'Rights packages from Sky and BT dwarf that of the BBC.' Photo: Ian West/PA

PA

'Rights packages from Sky and BT dwarf that of the BBC.' Photo: Ian West/PA

The BBC's hopes of screening the biggest remaining Premier League games will meet resistance when the first free-to-air live matches are decided.

The corporation will screen four live matches for the first time in the competition's history, as part of the behind-closed-doors return agreed by top-flight clubs.

However, broadcasting sources said that any temptation among league officials to hand the BBC four glamour ties would upset rivals.

Rights packages from Sky and BT dwarf that of the BBC and, after weeks of tortuous meetings, league administrators are now keen to avoid any further upset as football returns in England.

The Premier League last night refused to detail how the fixtures would be shared between Sky, BT, Amazon and the BBC, but one broadcaster said: "It won't be done out of a hat." An announcement is expected next week.

"There is a pecking order here," the source added. "We would be extremely surprised, to say the least, if the BBC gets more than one match of significant influence at either end of the table."

Regardless of the matches, there is great excitement at the BBC at the prospect of recording the highest viewing figures for a Premier League match. "This opportunity creates a historic moment for the BBC and our audiences," said Barbara Slater, the corporation's head of sport.

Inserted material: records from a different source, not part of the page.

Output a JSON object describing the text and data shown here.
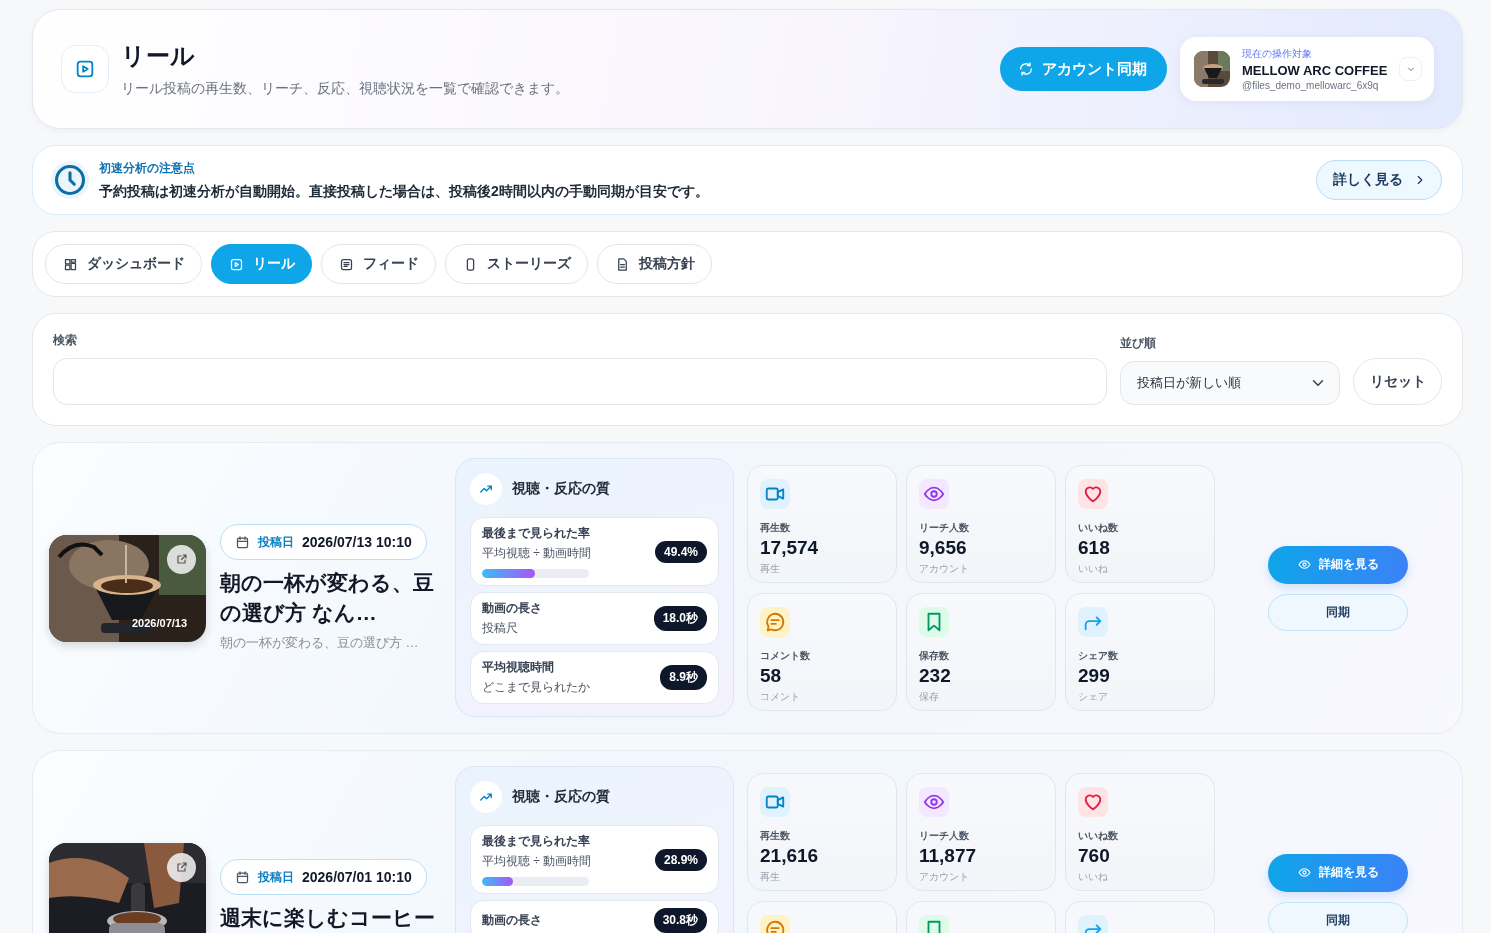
{
  "header": {
    "title": "リール",
    "subtitle": "リール投稿の再生数、リーチ、反応、視聴状況を一覧で確認できます。",
    "sync_button": "アカウント同期",
    "account": {
      "caption": "現在の操作対象",
      "name": "MELLOW ARC COFFEE",
      "handle": "@files_demo_mellowarc_6x9q"
    }
  },
  "notice": {
    "title": "初速分析の注意点",
    "body": "予約投稿は初速分析が自動開始。直接投稿した場合は、投稿後2時間以内の手動同期が目安です。",
    "button": "詳しく見る"
  },
  "tabs": [
    {
      "label": "ダッシュボード",
      "kind": "dashboard",
      "selected": false
    },
    {
      "label": "リール",
      "kind": "reel",
      "selected": true
    },
    {
      "label": "フィード",
      "kind": "feed",
      "selected": false
    },
    {
      "label": "ストーリーズ",
      "kind": "stories",
      "selected": false
    },
    {
      "label": "投稿方針",
      "kind": "policy",
      "selected": false
    }
  ],
  "filters": {
    "search_label": "検索",
    "sort_label": "並び順",
    "sort_value": "投稿日が新しい順",
    "reset_button": "リセット"
  },
  "reels": [
    {
      "thumbnail_date": "2026/07/13",
      "date_label": "投稿日",
      "date": "2026/07/13 10:10",
      "title": "朝の一杯が変わる、豆の選び方 なん…",
      "excerpt": "朝の一杯が変わる、豆の選び方 …",
      "quality": {
        "title": "視聴・反応の質",
        "metrics": [
          {
            "label": "最後まで見られた率",
            "note": "平均視聴 ÷ 動画時間",
            "value": "49.4%",
            "level": 0.494
          },
          {
            "label": "動画の長さ",
            "note": "投稿尺",
            "value": "18.0秒"
          },
          {
            "label": "平均視聴時間",
            "note": "どこまで見られたか",
            "value": "8.9秒"
          }
        ]
      },
      "stats": [
        {
          "kind": "plays",
          "label": "再生数",
          "value": "17,574",
          "unit": "再生"
        },
        {
          "kind": "reach",
          "label": "リーチ人数",
          "value": "9,656",
          "unit": "アカウント"
        },
        {
          "kind": "likes",
          "label": "いいね数",
          "value": "618",
          "unit": "いいね"
        },
        {
          "kind": "comments",
          "label": "コメント数",
          "value": "58",
          "unit": "コメント"
        },
        {
          "kind": "saves",
          "label": "保存数",
          "value": "232",
          "unit": "保存"
        },
        {
          "kind": "shares",
          "label": "シェア数",
          "value": "299",
          "unit": "シェア"
        }
      ],
      "detail_button": "詳細を見る",
      "sync_button": "同期"
    },
    {
      "date_label": "投稿日",
      "date": "2026/07/01 10:10",
      "title": "週末に楽しむコーヒー",
      "quality": {
        "title": "視聴・反応の質",
        "metrics": [
          {
            "label": "最後まで見られた率",
            "note": "平均視聴 ÷ 動画時間",
            "value": "28.9%",
            "level": 0.289
          },
          {
            "label": "動画の長さ",
            "value": "30.8秒"
          }
        ]
      },
      "stats": [
        {
          "kind": "plays",
          "label": "再生数",
          "value": "21,616",
          "unit": "再生"
        },
        {
          "kind": "reach",
          "label": "リーチ人数",
          "value": "11,877",
          "unit": "アカウント"
        },
        {
          "kind": "likes",
          "label": "いいね数",
          "value": "760",
          "unit": "いいね"
        },
        {
          "kind": "comments"
        },
        {
          "kind": "saves"
        },
        {
          "kind": "shares"
        }
      ],
      "detail_button": "詳細を見る",
      "sync_button": "同期"
    }
  ]
}
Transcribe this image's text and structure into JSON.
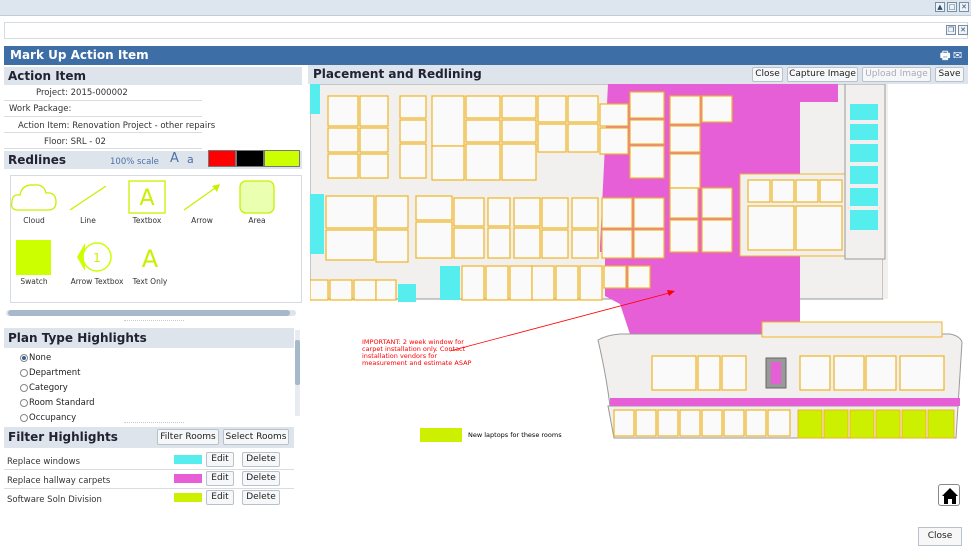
{
  "window": {
    "title": "Mark Up Action Item"
  },
  "action_item": {
    "heading": "Action Item",
    "project": "Project: 2015-000002",
    "work_package": "Work Package:",
    "action_item": "Action Item: Renovation Project - other repairs",
    "floor": "Floor: SRL - 02"
  },
  "redlines": {
    "heading": "Redlines",
    "scale": "100% scale",
    "font_large": "A",
    "font_small": "a",
    "colors": [
      "#ff0000",
      "#000000",
      "#ccff00"
    ],
    "tools": [
      {
        "label": "Cloud",
        "icon": "cloud-icon"
      },
      {
        "label": "Line",
        "icon": "line-icon"
      },
      {
        "label": "Textbox",
        "icon": "textbox-icon"
      },
      {
        "label": "Arrow",
        "icon": "arrow-icon"
      },
      {
        "label": "Area",
        "icon": "area-icon"
      },
      {
        "label": "Swatch",
        "icon": "swatch-icon"
      },
      {
        "label": "Arrow Textbox",
        "icon": "arrow-textbox-icon"
      },
      {
        "label": "Text Only",
        "icon": "text-only-icon"
      }
    ],
    "textbox_letter": "A",
    "arrow_textbox_number": "1",
    "text_only_letter": "A"
  },
  "plan_type": {
    "heading": "Plan Type Highlights",
    "options": [
      "None",
      "Department",
      "Category",
      "Room Standard",
      "Occupancy"
    ],
    "selected": "None"
  },
  "filter": {
    "heading": "Filter Highlights",
    "filter_rooms": "Filter Rooms",
    "select_rooms": "Select Rooms",
    "rows": [
      {
        "label": "Replace windows",
        "color": "#55eded",
        "edit": "Edit",
        "delete": "Delete"
      },
      {
        "label": "Replace hallway carpets",
        "color": "#e65fd6",
        "edit": "Edit",
        "delete": "Delete"
      },
      {
        "label": "Software Soln Division",
        "color": "#ccf000",
        "edit": "Edit",
        "delete": "Delete"
      }
    ]
  },
  "placement": {
    "heading": "Placement and Redlining",
    "close": "Close",
    "capture": "Capture Image",
    "upload": "Upload Image",
    "save": "Save"
  },
  "plan": {
    "annotation": "IMPORTANT: 2 week window for carpet installation only. Contact installation vendors for measurement and estimate ASAP",
    "annotation_lines": [
      "IMPORTANT: 2 week window for",
      "carpet installation only. Contact",
      "installation vendors for",
      "measurement and estimate ASAP"
    ],
    "legend_label": "New laptops for these rooms",
    "colors": {
      "carpet": "#e65fd6",
      "windows": "#55eded",
      "laptops": "#ccf000",
      "walls": "#f0b323",
      "room": "#f2f0ee",
      "red": "#ff0000"
    }
  },
  "footer": {
    "close": "Close"
  }
}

"This will offer audiences, who haven't had the opportunity in the past, live, free-to-air access to the best football league in the world."

Sky will screen the return of champions-in-waiting Liverpool when they play Everton. The subscription broadcaster will make that match and 25 others available on its Pick channel for non-Sky Sports subscribers.

Biggest

BT Sport, the second-biggest rights holder, has decided against broadcasting any matches for free, with sources citing the financial hit it has already taken during the pandemic.

The final 92 Premier League matches will be split across four broadcasters to ensure fans can watch all their remaining fixtures while staying at home. Sky receives an extra 25 matches, taking its total allocation to 64.

BT Sport will screen 20, while Amazon Prime and the BBC have four each. (© Daily Telegraph, London)

Telegraph.co.uk